The Renegade Kid team has been friendly with Nintendo for quite a while, so it’s good to see a game like Xeodrifter make its way to the Vita and PS4. There hasn’t been anything significant added to this version compared to the 3DS version, but the controls have been obviously fitted for the Playstation family. The gameplay and story are a pretty straightforward affair, you’re stranded in space, and your ship is in need of repairs. Four nearby planets will have the components needed to get back on track, so you’ll be warping between the four planets as you track down the parts that you need. As you explore you’ll run into a few dead ends that will require other skills which can be earned by defeating each of the bosses. This is perhaps the weakest part of the game for me, since each boss is the same creature, but for each new one you run into, a new mechanic is introduced into the fight. By the time you reach the final boss, you’ll be hopefully experienced enough in each mechanic that it doesn’t prove too problematic. In fact, the hardest part of the game isn’t the bosses themselves, but reaching them.

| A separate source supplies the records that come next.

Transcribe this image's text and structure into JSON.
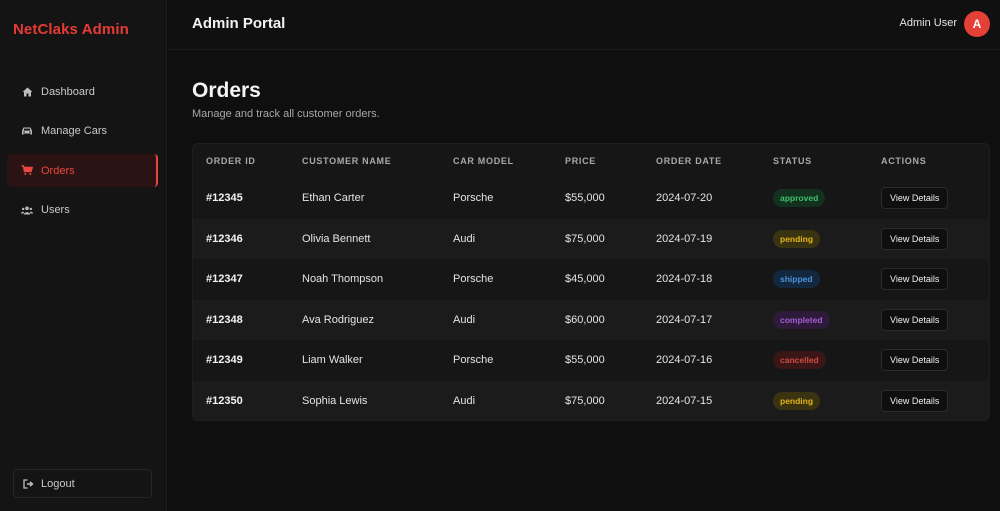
{
  "app": {
    "brand": "NetClaks Admin",
    "header_title": "Admin Portal",
    "user_name": "Admin User",
    "user_initial": "A"
  },
  "sidebar": {
    "items": [
      {
        "label": "Dashboard",
        "icon": "home-icon"
      },
      {
        "label": "Manage Cars",
        "icon": "car-icon"
      },
      {
        "label": "Orders",
        "icon": "cart-icon",
        "active": true
      },
      {
        "label": "Users",
        "icon": "users-icon"
      }
    ],
    "logout_label": "Logout"
  },
  "page": {
    "title": "Orders",
    "subtitle": "Manage and track all customer orders."
  },
  "table": {
    "headers": [
      "ORDER ID",
      "CUSTOMER NAME",
      "CAR MODEL",
      "PRICE",
      "ORDER DATE",
      "STATUS",
      "ACTIONS"
    ],
    "rows": [
      {
        "id": "#12345",
        "customer": "Ethan Carter",
        "model": "Porsche",
        "price": "$55,000",
        "date": "2024-07-20",
        "status": "approved",
        "action": "View Details"
      },
      {
        "id": "#12346",
        "customer": "Olivia Bennett",
        "model": "Audi",
        "price": "$75,000",
        "date": "2024-07-19",
        "status": "pending",
        "action": "View Details"
      },
      {
        "id": "#12347",
        "customer": "Noah Thompson",
        "model": "Porsche",
        "price": "$45,000",
        "date": "2024-07-18",
        "status": "shipped",
        "action": "View Details"
      },
      {
        "id": "#12348",
        "customer": "Ava Rodriguez",
        "model": "Audi",
        "price": "$60,000",
        "date": "2024-07-17",
        "status": "completed",
        "action": "View Details"
      },
      {
        "id": "#12349",
        "customer": "Liam Walker",
        "model": "Porsche",
        "price": "$55,000",
        "date": "2024-07-16",
        "status": "cancelled",
        "action": "View Details"
      },
      {
        "id": "#12350",
        "customer": "Sophia Lewis",
        "model": "Audi",
        "price": "$75,000",
        "date": "2024-07-15",
        "status": "pending",
        "action": "View Details"
      }
    ]
  },
  "colors": {
    "accent": "#e53f36",
    "background": "#0f0f10",
    "approved": "#3ec06a",
    "pending": "#e3b51a",
    "shipped": "#4a93d9",
    "completed": "#a45fd0",
    "cancelled": "#d24a43"
  }
}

Xeodrifter straddles a fine line of difficulty. One that feels just right, it’s fair, but tough. You’ll die fairly easily early on as you explore, and without a real checkpoint system (the only checkpoints occur when you reach a boss), a few hits or one massive blast in some cases can quickly send you back to your ship, and you’ll have to start over. The bosses themselves start out as fairly easy, and by the end of the game you’ll have all the tools necessary to tackle the final boss, which left me feeling kind of bad by the end. I just spent the past couple hours blasting through the homeworlds of these aliens, they probably had no idea what the parts of my ship were doing there, and I come in like a giant jerk and just start killing everything until I get what I need.
One of my favorite aspects of Xeodrifter is the ability to customize your weapons to fit your play style. As you explore you’ll pick up items that improve the capabilities of your weapons, capping it out at a possible twelve points that you can distribute however you choose. You can opt to make your weapon stronger and improve its damage output, or you can improve its utility by giving it the ability to shoot at different angles, or increase the fire rate. You can store up to three different weapon configurations as well, giving you the ability to swap whenever the situation calls for a different weapon. For the most part I was easily able to handle the game with an increased damage and firing rate, but experimenting is key to find what works for you.

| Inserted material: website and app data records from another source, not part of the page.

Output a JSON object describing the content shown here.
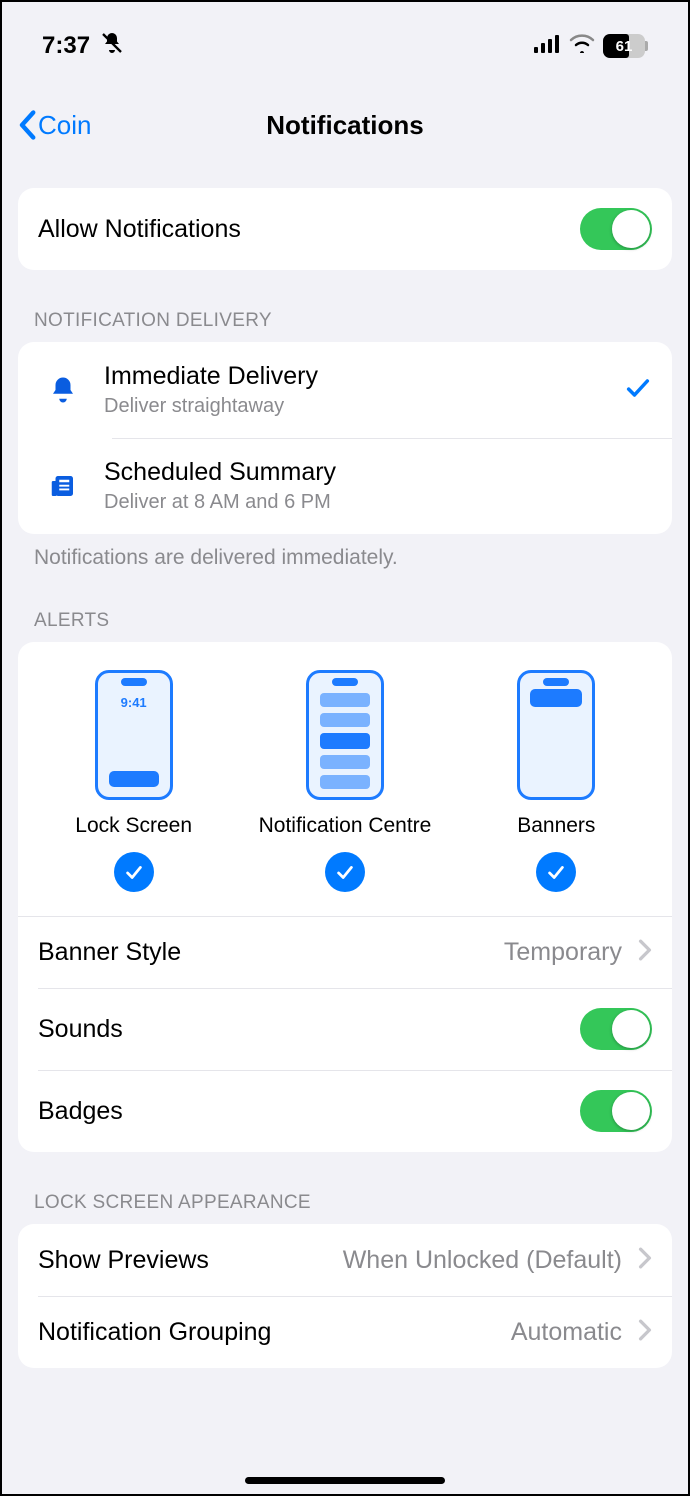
{
  "status": {
    "time": "7:37",
    "battery_pct": "61"
  },
  "nav": {
    "back_label": "Coin",
    "title": "Notifications"
  },
  "allow": {
    "label": "Allow Notifications",
    "on": true
  },
  "delivery": {
    "header": "NOTIFICATION DELIVERY",
    "footer": "Notifications are delivered immediately.",
    "items": [
      {
        "title": "Immediate Delivery",
        "sub": "Deliver straightaway",
        "selected": true
      },
      {
        "title": "Scheduled Summary",
        "sub": "Deliver at 8 AM and 6 PM",
        "selected": false
      }
    ]
  },
  "alerts": {
    "header": "ALERTS",
    "types": [
      {
        "label": "Lock Screen",
        "checked": true,
        "preview_time": "9:41"
      },
      {
        "label": "Notification Centre",
        "checked": true
      },
      {
        "label": "Banners",
        "checked": true
      }
    ],
    "banner_style": {
      "label": "Banner Style",
      "value": "Temporary"
    },
    "sounds": {
      "label": "Sounds",
      "on": true
    },
    "badges": {
      "label": "Badges",
      "on": true
    }
  },
  "lockscreen": {
    "header": "LOCK SCREEN APPEARANCE",
    "previews": {
      "label": "Show Previews",
      "value": "When Unlocked (Default)"
    },
    "grouping": {
      "label": "Notification Grouping",
      "value": "Automatic"
    }
  }
}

Xeodrifter is definitely a quick burst of fun, I found myself completing it after about three hours. Unfortunately at that point there isn’t much to encourage repeat plays. There are some collectible items that can be found hidden throughout the maps, which is a standard goal for completionists, but beyond that, this game is over almost as quickly as it starts, which is kind of the biggest strike against it. But if you’re looking for a good challenge and a nice throwback to the classic gameplay of Metroid, then Xeodrifter is definitely worth your time.
* The product in this article was sent to us by the developer/company.

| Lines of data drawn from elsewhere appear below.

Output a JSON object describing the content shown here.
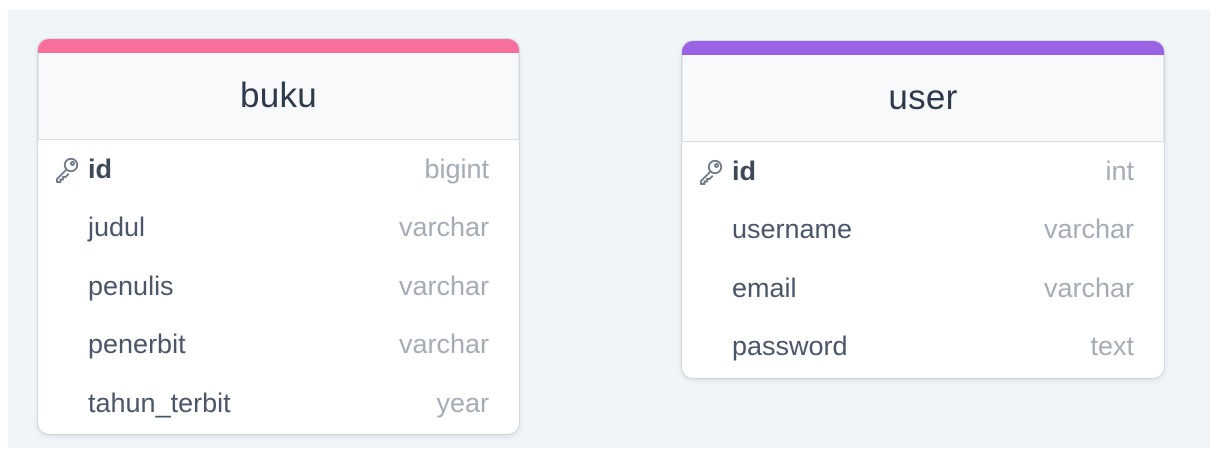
{
  "tables": [
    {
      "name": "buku",
      "accent_color": "#f7709b",
      "columns": [
        {
          "name": "id",
          "type": "bigint",
          "primary_key": true,
          "icon": "key-icon"
        },
        {
          "name": "judul",
          "type": "varchar",
          "primary_key": false
        },
        {
          "name": "penulis",
          "type": "varchar",
          "primary_key": false
        },
        {
          "name": "penerbit",
          "type": "varchar",
          "primary_key": false
        },
        {
          "name": "tahun_terbit",
          "type": "year",
          "primary_key": false
        }
      ]
    },
    {
      "name": "user",
      "accent_color": "#9a63e4",
      "columns": [
        {
          "name": "id",
          "type": "int",
          "primary_key": true,
          "icon": "key-icon"
        },
        {
          "name": "username",
          "type": "varchar",
          "primary_key": false
        },
        {
          "name": "email",
          "type": "varchar",
          "primary_key": false
        },
        {
          "name": "password",
          "type": "text",
          "primary_key": false
        }
      ]
    }
  ]
}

In a past life I worked with Interplay, EA, Harmonix, Konami, and a number of other developers. Now I'm working for a record label, a small arm of casual games in a media company along with Gaming Nexus, and anywhere else that sees fit to employ me.